They were among the most demanded and expensive products available in Europe in the Middle Ages, the most common being black pepper, cinnamon, cumin, nutmeg, ginger and cloves. Given medieval medicine's main theory of humorism, spices and herbs were indispensable to balance "humors" in food, a daily basis for good health at a time of recurrent pandemics.
In addition to being desired by those using medieval medicine, the European elite also craved spices in the Middle Ages. An example of the European aristocracy's demand for spice comes from the King of Aragon, who invested substantial resources into bringing back spices to Spain in the 12th Century. He was specifically looking for spices to put in wine, and was not alone among European monarchs at the time to have such a desire for spice.
Spices were all imported from plantations in Asia and Africa, which made them expensive.

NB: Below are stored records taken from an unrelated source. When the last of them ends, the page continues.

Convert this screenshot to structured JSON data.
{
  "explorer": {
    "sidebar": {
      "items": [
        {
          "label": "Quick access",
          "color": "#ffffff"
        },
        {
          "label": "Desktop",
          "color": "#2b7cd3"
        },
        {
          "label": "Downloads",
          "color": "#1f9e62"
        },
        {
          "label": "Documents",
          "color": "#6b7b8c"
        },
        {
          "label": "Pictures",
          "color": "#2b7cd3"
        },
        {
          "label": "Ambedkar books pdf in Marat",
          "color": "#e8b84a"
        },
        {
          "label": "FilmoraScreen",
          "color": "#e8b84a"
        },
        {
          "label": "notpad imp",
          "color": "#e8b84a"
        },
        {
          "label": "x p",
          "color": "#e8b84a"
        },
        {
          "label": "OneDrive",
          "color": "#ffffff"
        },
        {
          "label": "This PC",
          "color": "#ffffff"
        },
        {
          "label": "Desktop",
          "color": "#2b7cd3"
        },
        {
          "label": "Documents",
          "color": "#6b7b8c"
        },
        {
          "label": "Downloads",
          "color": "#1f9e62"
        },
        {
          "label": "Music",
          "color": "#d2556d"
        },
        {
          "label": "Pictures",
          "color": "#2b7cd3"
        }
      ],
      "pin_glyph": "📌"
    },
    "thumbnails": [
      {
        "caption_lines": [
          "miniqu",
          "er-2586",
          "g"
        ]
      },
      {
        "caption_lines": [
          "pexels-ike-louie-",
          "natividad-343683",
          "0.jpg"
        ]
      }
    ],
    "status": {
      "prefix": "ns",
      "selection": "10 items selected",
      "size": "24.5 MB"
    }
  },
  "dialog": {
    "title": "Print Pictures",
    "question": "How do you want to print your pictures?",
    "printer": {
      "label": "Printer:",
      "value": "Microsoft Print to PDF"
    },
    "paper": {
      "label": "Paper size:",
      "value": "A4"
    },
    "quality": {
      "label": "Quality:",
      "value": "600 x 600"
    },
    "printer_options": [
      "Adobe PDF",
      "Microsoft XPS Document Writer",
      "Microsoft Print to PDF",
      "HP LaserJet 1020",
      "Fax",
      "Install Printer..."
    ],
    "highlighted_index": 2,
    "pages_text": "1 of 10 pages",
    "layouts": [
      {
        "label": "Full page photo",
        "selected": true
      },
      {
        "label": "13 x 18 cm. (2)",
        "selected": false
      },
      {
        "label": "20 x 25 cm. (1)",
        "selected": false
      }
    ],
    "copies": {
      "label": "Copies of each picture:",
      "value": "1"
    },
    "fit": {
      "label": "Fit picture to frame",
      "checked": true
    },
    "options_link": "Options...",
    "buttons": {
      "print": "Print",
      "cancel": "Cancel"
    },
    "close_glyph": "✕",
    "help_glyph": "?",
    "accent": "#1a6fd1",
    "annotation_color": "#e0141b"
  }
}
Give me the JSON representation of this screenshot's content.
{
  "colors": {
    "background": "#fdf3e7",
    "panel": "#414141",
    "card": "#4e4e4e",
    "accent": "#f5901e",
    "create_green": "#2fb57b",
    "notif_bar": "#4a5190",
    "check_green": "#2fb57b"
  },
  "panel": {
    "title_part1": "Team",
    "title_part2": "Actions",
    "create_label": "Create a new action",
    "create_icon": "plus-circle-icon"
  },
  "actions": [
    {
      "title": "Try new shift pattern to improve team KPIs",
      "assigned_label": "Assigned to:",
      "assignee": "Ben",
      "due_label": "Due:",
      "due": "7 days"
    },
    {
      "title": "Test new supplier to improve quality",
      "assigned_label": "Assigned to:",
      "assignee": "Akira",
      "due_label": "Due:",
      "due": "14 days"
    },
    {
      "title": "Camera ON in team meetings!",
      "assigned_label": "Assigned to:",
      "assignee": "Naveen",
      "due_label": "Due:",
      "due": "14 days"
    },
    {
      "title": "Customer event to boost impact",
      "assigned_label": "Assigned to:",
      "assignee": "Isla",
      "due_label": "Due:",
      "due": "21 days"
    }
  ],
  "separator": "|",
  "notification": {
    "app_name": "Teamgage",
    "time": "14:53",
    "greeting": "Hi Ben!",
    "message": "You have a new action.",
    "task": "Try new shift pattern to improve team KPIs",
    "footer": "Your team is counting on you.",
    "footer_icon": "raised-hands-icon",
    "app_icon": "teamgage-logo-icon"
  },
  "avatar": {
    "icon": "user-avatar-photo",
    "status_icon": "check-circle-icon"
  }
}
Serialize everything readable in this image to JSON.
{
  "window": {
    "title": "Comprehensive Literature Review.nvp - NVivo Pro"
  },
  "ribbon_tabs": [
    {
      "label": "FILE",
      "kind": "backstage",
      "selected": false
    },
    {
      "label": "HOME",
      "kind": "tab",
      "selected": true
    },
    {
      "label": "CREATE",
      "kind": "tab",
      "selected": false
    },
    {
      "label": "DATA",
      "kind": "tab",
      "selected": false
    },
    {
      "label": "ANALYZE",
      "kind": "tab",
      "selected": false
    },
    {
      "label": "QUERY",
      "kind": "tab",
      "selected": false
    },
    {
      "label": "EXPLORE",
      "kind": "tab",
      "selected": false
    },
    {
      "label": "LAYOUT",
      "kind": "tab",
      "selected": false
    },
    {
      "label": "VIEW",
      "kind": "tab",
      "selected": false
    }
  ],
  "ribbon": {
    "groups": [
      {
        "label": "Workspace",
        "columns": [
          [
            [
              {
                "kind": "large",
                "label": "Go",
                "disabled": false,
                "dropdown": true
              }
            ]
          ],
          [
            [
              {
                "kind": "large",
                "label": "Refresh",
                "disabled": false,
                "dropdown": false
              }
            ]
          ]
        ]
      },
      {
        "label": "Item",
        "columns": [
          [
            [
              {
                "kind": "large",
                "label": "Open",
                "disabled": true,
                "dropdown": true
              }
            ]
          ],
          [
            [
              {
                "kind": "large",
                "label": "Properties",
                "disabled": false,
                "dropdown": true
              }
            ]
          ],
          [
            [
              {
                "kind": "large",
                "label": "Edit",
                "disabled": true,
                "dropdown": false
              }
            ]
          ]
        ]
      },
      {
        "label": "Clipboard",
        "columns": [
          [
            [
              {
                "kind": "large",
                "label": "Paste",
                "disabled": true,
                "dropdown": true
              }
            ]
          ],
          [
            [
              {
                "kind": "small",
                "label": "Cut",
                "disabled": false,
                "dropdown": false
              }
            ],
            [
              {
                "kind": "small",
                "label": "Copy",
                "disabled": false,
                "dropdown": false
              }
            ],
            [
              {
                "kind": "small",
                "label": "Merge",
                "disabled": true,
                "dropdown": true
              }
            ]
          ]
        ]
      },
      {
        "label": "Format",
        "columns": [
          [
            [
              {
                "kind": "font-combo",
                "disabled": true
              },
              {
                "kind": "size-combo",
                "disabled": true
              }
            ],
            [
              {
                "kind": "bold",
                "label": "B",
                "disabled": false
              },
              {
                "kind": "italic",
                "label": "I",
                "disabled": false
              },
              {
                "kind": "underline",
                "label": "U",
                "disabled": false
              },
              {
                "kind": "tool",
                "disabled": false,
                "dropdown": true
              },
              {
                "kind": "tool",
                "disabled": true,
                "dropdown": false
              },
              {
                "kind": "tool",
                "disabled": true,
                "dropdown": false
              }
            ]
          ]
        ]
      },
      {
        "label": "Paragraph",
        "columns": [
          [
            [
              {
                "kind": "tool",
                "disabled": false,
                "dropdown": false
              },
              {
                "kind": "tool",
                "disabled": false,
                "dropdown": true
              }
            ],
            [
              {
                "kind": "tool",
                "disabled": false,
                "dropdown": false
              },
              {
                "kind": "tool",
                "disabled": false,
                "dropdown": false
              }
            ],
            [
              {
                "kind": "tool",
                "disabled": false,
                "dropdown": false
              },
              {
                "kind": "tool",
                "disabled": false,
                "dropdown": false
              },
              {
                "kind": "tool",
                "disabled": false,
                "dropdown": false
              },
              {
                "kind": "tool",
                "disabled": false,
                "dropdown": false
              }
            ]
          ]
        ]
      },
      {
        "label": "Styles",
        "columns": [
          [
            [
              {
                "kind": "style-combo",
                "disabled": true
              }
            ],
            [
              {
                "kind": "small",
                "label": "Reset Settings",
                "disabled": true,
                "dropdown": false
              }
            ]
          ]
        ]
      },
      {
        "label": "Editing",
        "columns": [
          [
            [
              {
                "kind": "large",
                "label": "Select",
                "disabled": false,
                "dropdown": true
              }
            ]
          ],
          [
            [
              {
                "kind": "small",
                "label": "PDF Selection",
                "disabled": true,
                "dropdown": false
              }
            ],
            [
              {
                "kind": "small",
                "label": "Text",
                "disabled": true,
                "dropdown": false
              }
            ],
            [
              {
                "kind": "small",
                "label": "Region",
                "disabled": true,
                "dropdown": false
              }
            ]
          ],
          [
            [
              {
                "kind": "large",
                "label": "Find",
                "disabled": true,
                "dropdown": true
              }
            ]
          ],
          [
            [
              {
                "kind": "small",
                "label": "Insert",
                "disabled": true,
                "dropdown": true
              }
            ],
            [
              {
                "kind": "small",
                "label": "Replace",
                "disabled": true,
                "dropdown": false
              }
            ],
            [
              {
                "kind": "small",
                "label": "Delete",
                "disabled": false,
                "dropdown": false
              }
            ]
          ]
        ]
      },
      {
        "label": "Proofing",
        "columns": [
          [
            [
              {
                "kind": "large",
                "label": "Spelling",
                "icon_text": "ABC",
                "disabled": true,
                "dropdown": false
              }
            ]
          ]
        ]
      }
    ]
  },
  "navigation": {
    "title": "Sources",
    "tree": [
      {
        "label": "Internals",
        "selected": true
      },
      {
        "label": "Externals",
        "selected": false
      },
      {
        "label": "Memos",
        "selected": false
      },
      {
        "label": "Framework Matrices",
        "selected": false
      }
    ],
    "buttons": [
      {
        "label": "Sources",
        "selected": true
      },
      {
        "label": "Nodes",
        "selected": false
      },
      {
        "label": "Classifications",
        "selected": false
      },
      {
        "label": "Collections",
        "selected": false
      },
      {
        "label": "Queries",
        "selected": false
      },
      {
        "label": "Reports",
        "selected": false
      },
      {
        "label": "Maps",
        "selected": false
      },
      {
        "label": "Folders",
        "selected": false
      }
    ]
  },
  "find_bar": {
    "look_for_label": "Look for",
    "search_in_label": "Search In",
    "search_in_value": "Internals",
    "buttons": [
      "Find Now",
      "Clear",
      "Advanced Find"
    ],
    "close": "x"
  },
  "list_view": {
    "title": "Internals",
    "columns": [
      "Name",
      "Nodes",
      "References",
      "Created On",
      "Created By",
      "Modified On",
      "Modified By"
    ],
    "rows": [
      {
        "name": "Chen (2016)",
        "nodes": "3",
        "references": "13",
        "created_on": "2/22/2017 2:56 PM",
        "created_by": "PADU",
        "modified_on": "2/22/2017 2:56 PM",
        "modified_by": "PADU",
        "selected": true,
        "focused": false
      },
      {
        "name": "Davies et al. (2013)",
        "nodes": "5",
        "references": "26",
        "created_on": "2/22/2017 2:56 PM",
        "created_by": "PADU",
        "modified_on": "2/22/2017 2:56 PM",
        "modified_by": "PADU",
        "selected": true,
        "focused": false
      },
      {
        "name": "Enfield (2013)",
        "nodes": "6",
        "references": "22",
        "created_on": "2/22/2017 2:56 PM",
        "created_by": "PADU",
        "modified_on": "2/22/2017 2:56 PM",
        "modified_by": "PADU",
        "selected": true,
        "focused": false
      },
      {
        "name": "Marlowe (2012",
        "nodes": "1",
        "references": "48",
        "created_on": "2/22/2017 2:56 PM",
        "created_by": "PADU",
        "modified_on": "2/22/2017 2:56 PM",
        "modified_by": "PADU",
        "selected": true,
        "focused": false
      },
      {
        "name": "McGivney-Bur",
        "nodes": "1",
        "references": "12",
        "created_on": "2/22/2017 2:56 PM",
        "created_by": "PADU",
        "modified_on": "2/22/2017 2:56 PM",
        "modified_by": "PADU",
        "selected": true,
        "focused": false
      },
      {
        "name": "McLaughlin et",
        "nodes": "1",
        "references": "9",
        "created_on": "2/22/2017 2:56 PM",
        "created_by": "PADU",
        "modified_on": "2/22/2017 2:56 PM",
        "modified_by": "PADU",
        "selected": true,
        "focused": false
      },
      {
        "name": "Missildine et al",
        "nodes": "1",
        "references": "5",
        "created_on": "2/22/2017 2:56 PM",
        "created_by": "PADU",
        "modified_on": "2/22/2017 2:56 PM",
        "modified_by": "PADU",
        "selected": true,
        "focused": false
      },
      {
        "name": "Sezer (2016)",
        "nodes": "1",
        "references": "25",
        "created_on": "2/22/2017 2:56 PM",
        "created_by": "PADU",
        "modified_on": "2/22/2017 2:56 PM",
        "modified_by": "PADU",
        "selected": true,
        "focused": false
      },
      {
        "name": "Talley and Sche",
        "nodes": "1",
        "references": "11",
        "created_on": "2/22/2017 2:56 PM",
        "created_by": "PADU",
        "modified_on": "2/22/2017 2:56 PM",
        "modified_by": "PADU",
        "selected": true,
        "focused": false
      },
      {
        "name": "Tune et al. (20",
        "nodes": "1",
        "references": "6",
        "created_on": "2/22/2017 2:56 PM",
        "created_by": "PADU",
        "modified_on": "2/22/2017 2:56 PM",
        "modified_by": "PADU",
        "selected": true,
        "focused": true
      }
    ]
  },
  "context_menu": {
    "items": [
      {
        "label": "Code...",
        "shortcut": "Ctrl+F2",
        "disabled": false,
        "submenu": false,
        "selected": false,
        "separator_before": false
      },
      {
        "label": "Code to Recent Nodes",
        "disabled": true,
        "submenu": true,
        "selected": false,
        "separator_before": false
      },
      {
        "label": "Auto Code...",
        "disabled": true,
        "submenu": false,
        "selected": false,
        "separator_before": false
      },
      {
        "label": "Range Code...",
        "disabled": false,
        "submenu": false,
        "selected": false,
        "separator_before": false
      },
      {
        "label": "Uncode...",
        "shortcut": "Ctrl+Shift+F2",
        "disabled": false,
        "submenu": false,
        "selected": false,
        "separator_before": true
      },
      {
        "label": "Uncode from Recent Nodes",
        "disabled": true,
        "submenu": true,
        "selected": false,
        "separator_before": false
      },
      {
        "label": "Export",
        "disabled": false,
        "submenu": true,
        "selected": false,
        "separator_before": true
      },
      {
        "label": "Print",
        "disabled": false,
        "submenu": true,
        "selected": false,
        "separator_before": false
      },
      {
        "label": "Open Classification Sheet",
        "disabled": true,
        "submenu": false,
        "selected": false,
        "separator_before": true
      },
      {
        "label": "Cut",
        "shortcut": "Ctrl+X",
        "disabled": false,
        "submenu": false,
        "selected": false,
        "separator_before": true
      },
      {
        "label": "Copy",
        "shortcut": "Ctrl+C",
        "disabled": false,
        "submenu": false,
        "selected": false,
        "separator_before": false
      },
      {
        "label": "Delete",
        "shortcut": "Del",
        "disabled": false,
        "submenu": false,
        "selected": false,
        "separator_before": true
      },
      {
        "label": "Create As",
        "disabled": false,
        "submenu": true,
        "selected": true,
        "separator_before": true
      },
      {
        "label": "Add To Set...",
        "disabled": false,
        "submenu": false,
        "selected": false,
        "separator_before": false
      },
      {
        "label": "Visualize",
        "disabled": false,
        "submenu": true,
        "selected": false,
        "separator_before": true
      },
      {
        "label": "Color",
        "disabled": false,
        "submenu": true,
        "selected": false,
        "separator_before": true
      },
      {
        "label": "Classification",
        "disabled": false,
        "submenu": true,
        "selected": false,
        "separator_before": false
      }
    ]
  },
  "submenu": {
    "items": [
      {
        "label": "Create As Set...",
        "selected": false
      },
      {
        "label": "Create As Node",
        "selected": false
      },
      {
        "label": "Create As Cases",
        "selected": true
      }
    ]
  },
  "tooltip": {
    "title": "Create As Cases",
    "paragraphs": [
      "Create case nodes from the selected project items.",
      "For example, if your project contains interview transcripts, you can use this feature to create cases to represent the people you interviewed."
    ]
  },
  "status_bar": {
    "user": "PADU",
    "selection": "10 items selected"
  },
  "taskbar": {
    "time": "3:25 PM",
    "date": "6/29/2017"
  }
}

From the 8th until the 15th century, the Republic of Venice had the monopoly on spice trade with the Middle East, and along with it the neighboring Italian maritime republics and city-states.
Today. China and India are the word’s leading producers and exporters of spices, but the Caribbean, driven hard to feed its impoverished populations, is hard at work in developing a global market, supplementing to tourism and banana exports as leading sources of income. We will visit such a spice farm in Belize.
The introductory music video, Vive Le Douanier Rousseaux, performed by La Compangie Creole and the concluding song, The Way You Look Tonight, performed by my friend, Frank, were were legally purchased and downloaded from the iTunes Store for the express purpose of inclusion in this publication.